Even worse, the judges added that “these were not rapes of the worst kind” – and that “all the complainants did not sustain physical injuries other than those incidental to forced penetration”.

The women of this country do not expect minimum sentencing to be circumvented and flouted with increased regularity by the bench

We clearly have a problem.

Conventional theories around the punishment of offenders may differ, but there is consensus that there should be three main considerations, namely, the prevention of crime, the deterrence of crime and the prospects for rehabilitation of the offender.

Equally important, the punishment should take into account the interests of society, and the rights of the victims and their families to justice.

Who, for instance, is standing up for the late Reeva Steenkamp and her bereaved family as her killer marshals his considerable legal, public relations and other resources to tell not just the court but the entire world why he should not go to jail for a long time?

Offering his views on the role of the judiciary in post-apartheid South Africa, the first justice minister in the democratic South Africa, the late Dullah Omar, said: “Transformation means more than creating representative institutions. It requires developing and understanding the new constitutional order, sensitivity to the structure and ethos of the constitution and its Bill of Rights.”
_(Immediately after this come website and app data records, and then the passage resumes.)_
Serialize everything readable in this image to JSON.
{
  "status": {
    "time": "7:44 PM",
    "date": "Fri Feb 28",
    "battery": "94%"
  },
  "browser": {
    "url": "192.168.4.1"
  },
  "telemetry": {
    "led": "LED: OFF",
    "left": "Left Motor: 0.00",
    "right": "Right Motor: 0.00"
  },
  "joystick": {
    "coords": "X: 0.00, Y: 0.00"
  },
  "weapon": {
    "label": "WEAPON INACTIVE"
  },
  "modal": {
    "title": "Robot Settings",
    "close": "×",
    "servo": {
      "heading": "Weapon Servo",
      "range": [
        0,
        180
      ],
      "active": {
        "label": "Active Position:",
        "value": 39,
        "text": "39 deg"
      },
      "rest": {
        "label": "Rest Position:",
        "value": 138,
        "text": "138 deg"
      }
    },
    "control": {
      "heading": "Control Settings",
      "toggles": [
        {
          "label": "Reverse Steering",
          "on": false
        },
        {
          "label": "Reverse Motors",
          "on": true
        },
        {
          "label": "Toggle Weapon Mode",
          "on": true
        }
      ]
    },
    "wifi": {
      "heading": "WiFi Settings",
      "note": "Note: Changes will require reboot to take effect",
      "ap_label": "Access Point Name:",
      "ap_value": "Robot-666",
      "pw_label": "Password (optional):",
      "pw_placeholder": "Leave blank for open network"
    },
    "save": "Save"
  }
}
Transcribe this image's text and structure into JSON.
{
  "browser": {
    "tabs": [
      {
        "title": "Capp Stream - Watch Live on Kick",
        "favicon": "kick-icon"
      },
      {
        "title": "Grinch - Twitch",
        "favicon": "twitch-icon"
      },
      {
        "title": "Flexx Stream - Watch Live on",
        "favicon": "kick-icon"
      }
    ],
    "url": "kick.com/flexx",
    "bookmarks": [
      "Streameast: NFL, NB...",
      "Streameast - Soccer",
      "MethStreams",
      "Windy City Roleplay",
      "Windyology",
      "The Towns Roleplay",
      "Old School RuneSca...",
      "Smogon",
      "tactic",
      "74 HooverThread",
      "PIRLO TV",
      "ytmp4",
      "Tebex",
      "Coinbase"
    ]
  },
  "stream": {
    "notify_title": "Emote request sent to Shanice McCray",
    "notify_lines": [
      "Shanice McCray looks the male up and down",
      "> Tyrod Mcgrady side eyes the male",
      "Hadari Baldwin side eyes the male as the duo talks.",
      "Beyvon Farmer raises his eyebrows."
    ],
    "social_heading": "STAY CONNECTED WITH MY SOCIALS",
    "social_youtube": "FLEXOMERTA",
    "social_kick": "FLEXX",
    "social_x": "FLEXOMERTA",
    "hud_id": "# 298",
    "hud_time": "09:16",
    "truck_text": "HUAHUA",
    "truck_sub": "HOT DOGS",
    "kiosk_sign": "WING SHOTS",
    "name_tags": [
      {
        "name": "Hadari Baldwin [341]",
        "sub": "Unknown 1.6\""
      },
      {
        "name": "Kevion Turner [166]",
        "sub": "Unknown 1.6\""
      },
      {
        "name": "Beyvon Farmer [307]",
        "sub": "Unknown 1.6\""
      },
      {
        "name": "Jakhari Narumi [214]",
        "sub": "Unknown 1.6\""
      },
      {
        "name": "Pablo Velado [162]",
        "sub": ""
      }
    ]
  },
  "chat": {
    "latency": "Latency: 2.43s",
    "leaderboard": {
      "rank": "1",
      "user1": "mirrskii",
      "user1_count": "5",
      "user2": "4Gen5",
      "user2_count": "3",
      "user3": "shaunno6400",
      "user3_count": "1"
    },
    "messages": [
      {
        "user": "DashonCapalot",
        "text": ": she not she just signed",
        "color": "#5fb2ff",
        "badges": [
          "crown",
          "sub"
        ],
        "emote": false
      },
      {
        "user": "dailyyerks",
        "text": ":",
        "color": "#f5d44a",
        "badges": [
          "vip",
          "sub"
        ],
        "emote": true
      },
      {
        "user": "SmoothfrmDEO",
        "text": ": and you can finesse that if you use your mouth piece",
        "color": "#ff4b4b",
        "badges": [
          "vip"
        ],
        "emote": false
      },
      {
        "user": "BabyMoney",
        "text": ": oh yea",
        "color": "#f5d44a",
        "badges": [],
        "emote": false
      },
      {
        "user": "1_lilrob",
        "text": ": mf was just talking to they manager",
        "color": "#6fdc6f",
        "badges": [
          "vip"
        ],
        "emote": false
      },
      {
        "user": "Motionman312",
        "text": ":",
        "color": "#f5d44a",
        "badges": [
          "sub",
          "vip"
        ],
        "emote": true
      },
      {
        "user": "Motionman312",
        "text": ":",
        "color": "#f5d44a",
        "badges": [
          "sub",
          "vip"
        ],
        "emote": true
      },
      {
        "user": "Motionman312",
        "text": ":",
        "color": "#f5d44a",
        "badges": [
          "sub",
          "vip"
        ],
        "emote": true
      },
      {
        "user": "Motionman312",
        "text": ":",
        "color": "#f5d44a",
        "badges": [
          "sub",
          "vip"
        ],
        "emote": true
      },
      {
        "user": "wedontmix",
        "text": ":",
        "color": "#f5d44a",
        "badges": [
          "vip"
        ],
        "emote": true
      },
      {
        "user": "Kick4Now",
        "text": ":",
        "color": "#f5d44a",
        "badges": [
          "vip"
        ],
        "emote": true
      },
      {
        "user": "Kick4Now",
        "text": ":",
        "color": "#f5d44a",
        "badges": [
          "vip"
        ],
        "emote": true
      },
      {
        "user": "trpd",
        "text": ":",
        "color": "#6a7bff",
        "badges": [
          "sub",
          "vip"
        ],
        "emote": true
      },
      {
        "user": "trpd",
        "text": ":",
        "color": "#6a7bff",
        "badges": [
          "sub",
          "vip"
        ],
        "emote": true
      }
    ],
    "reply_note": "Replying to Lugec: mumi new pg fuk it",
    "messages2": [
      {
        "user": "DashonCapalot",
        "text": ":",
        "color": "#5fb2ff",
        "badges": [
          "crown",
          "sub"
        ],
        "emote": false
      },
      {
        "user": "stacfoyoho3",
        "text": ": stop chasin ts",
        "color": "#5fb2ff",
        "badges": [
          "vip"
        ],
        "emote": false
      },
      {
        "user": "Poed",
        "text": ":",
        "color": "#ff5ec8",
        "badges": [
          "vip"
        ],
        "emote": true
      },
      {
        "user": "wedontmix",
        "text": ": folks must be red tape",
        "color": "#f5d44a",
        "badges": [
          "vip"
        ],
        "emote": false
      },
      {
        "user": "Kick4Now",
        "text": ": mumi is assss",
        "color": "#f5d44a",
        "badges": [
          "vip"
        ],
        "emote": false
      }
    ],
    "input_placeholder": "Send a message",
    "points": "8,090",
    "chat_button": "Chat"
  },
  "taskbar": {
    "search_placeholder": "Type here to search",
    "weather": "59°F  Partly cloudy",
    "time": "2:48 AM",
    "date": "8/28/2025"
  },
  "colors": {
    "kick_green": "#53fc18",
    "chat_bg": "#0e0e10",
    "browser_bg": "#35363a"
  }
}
South Africans facing high levels of abuse against women expect that our judiciary display a particular sensitivity towards, and an awareness of, the high levels of crime against women in this country.

We expect that appropriately severe sentences be handed down in cases of serious and violent crimes against women – sentences “that exclude the possibility of mitigating factors except in exceptional circumstances”.

The women of this country do not expect minimum sentencing to be circumvented and flouted with increased regularity by the bench, especially in the Supreme Court of Appeal.

The women of this country do not expect that our judiciary call the rape of a seven-year-old “not one of the most serious of rapes”, or regard an appellant’s disability, their “moderate to severe asthmatic condition” or their “genuine remorse” as circumstances in mitigation of sentence.

As women of South Africa we expect a judiciary that embraces and reflects the values of our constitution, and of our right as women to be protected from violence against us simply because we are women.

It is up to our courts to enforce the rights of all South Africans; in the case of crime, the rights of victim and offender. It should not give the impression that one is being favoured over the other.

Molewa is a member of the national executive committee of the ANC Women’s League